Task to carry out » Copy the data below verbatim, leaving no line out.
☆ ☆ ☆ ☆ ☆ ☆ ☆
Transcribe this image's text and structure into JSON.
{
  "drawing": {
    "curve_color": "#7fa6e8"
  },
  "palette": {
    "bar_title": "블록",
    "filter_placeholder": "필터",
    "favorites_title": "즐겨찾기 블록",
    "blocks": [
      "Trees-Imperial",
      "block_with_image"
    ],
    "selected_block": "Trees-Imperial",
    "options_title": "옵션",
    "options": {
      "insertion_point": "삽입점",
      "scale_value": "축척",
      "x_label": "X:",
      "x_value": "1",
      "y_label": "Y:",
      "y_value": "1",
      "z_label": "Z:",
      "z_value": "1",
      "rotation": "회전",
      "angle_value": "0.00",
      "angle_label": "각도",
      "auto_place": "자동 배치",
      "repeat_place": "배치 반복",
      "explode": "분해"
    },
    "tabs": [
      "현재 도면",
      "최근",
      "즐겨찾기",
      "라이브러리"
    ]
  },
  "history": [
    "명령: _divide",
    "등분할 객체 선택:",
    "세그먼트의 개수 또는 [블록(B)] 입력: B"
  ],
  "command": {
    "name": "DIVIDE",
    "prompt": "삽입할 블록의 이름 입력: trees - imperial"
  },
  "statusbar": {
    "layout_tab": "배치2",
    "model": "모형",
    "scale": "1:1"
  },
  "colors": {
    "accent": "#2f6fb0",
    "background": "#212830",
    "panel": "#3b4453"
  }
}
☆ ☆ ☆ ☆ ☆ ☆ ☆
Response box »
Transcribe this image's text and structure into JSON.
{
  "drawing": {
    "curve_color": "#7fa6e8"
  },
  "palette": {
    "bar_title": "블록",
    "filter_placeholder": "필터",
    "favorites_title": "즐겨찾기 블록",
    "blocks": [
      "Trees-Imperial",
      "block_with_image"
    ],
    "selected_block": "Trees-Imperial",
    "options_title": "옵션",
    "options": {
      "insertion_point": "삽입점",
      "scale_value": "축척",
      "x_label": "X:",
      "x_value": "1",
      "y_label": "Y:",
      "y_value": "1",
      "z_label": "Z:",
      "z_value": "1",
      "rotation": "회전",
      "angle_value": "0.00",
      "angle_label": "각도",
      "auto_place": "자동 배치",
      "repeat_place": "배치 반복",
      "explode": "분해"
    },
    "tabs": [
      "현재 도면",
      "최근",
      "즐겨찾기",
      "라이브러리"
    ]
  },
  "history": [
    "명령: _divide",
    "등분할 객체 선택:",
    "세그먼트의 개수 또는 [블록(B)] 입력: B"
  ],
  "command": {
    "name": "DIVIDE",
    "prompt": "삽입할 블록의 이름 입력: trees - imperial"
  },
  "statusbar": {
    "layout_tab": "배치2",
    "model": "모형",
    "scale": "1:1"
  },
  "colors": {
    "accent": "#2f6fb0",
    "background": "#212830",
    "panel": "#3b4453"
  }
}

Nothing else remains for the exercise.